Your Cycle

A story of hormones in flux

Fact: the female sex hormones that control your menstrual cycle naturally rise and fall throughout the month, as shown in the chart below. It's a dynamic process that repeats itself every 28 days, on average.

A few additional facts

Sex Hormone Levels Vary During the Menstrual Cycle

Sex Hormone Levels Vary During the Menstrual Cycle

Your cycle in close-up

Although the duration of each phase of the menstrual cycle can vary, the basic sequence of events does not.

Day 1: Your period

The first day of your period is considered Day 1 of your cycle. At this time, estrogen and progesterone, the 2 main types of reproductive hormones, are at low levels.

Day 5: One egg is selected

Inside the ovary, each egg is present within a “blister” called a follicle. As an individual egg develops, the follicle releases increasing amounts of estrogen.

Days 6-14: Preparing for ovulation

Toward the end of this stage, estrogen levels rise slowly, then more rapidly.

Around Day 14: Ovulation

The follicle surrounding the egg breaks open and the ovary releases the egg into the fallopian tube so it can be fertilized by sperm. The follicle remains in the ovary.

Days 15-28: After ovulation

After ovulation has occurred, levels of progesterone start to increase. If the egg that was released is not fertilized, estrogen and progesterone levels drop after approximately 2 weeks and the lining of the uterus gets ready to be shed. Your next period begins and the cycle starts again.


  1. Hallberg L, Hogdahl AM, Nilsson L, Rybo G. Menstrual blood loss—a population study. Variation at different ages and attempts to define normality. Acta Obstet Gynecol Scand. 1966;45:320-351.
  2. Fraser IS, Weisberg E, Minehan E, Johansson ED. A detailed analysis of menstrual blood loss in women using Norplant and Nestorone progestogen-only contraceptive implants or vaginal rings. Contraception. 2000;61:241-251.
  3. Hale GE, Manconi F, Luscombe G, Fraser IS. Quantitative measurements of menstrual blood loss in ovulatory and anovulatory cycles in middle- and late-reproductive age and the menopausal transition.
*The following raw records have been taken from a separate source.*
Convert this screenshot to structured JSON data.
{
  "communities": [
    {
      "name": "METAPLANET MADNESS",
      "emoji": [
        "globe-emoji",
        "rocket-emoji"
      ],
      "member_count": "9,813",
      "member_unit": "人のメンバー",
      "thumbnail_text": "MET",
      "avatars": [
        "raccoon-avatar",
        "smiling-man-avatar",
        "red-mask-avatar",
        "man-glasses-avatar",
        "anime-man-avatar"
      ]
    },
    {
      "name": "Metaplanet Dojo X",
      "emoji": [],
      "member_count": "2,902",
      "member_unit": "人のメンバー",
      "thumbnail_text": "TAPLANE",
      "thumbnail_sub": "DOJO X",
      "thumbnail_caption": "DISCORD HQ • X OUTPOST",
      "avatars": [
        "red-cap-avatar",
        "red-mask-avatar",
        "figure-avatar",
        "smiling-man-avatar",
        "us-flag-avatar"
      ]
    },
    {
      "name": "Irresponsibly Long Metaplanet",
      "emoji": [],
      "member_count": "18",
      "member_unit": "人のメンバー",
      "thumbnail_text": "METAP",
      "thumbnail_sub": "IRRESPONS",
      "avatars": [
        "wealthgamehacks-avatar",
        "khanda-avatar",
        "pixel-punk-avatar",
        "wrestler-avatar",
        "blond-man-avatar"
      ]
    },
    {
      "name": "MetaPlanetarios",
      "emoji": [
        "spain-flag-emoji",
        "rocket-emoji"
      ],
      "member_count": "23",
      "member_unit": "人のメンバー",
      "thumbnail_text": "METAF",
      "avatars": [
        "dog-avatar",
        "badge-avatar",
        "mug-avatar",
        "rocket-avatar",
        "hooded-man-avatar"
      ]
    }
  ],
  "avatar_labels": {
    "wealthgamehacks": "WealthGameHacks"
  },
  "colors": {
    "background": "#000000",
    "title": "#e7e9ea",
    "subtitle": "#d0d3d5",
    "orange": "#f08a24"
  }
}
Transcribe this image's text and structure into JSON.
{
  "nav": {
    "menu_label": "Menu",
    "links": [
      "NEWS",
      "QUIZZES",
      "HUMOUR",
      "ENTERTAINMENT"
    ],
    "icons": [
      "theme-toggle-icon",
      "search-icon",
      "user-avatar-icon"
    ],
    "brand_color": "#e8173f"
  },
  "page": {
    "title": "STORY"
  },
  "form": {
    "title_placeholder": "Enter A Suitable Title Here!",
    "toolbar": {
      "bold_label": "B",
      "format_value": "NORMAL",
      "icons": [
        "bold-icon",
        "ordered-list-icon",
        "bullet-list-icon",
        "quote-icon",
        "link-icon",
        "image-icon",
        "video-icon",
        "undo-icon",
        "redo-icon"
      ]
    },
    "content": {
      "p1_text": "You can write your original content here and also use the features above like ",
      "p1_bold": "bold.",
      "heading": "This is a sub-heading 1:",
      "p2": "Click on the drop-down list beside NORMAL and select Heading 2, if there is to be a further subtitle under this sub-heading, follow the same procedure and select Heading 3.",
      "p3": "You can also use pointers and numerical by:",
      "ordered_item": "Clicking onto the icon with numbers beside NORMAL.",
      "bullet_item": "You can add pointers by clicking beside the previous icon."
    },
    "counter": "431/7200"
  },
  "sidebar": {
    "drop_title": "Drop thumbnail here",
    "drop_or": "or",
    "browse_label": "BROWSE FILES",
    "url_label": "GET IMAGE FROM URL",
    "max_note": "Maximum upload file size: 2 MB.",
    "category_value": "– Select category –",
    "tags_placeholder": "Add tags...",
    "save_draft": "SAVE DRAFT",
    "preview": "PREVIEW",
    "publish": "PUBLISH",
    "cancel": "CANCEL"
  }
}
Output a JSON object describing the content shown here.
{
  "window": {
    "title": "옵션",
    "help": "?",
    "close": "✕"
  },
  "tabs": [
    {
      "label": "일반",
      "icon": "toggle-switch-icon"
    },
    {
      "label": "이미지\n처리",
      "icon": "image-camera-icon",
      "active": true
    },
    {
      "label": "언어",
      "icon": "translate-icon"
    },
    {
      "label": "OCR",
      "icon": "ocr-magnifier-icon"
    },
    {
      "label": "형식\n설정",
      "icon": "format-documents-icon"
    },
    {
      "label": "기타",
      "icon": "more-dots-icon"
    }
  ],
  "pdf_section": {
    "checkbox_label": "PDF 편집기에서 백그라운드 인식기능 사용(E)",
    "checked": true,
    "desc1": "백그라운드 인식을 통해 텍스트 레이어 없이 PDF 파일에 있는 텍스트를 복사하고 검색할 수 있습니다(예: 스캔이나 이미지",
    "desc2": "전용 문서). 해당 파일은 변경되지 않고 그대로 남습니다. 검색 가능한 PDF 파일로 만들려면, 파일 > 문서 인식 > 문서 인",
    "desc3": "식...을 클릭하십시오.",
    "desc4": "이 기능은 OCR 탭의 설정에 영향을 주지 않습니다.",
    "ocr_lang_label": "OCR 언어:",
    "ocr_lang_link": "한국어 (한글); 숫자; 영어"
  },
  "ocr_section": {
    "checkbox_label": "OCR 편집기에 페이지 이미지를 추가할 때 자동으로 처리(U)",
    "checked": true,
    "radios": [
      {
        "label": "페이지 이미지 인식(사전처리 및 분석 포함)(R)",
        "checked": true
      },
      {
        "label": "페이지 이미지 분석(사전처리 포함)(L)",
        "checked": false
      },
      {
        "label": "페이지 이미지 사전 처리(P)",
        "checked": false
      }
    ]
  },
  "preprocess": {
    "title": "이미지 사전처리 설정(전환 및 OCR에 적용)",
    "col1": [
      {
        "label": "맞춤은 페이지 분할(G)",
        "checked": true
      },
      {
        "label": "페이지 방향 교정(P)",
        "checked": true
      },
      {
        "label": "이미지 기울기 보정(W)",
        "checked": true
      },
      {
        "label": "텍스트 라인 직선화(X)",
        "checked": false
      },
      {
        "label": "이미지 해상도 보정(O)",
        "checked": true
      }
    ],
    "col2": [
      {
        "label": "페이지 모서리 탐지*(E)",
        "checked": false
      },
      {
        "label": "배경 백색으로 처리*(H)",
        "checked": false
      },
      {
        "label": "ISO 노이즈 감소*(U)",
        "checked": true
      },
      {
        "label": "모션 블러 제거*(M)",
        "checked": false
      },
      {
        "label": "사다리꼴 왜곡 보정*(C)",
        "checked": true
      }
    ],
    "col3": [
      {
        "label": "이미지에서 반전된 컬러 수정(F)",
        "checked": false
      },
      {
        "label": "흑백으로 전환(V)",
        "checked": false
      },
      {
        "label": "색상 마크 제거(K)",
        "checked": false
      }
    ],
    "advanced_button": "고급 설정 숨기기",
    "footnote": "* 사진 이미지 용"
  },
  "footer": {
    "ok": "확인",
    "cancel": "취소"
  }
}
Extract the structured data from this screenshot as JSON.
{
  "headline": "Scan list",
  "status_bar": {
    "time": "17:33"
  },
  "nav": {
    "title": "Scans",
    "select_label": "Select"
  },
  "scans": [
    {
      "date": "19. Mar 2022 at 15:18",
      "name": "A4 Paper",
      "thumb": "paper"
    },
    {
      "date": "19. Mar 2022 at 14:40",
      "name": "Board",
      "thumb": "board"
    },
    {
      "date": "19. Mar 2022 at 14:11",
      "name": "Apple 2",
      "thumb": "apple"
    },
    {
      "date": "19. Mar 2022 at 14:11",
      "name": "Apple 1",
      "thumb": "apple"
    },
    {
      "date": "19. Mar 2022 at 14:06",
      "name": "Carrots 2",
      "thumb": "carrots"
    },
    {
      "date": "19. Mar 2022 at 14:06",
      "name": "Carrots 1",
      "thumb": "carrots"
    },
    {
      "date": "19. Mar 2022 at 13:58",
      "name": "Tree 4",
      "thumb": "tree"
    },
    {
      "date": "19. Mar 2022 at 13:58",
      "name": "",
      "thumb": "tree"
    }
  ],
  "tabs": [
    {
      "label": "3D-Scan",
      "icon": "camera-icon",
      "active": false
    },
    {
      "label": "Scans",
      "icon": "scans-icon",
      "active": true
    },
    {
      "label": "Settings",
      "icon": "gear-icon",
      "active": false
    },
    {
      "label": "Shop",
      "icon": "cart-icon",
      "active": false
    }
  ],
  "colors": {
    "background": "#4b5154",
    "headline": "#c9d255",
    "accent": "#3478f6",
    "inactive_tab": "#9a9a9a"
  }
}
Obstet Gynecol. 2010;115(2 pt 1):249-256.
  4. National Institute for Health and Clinical Excellence. 2007. Heavy Menstrual Bleeding. Clinical Guideline. London, UK: National Institute for Health and Clinical Excellence.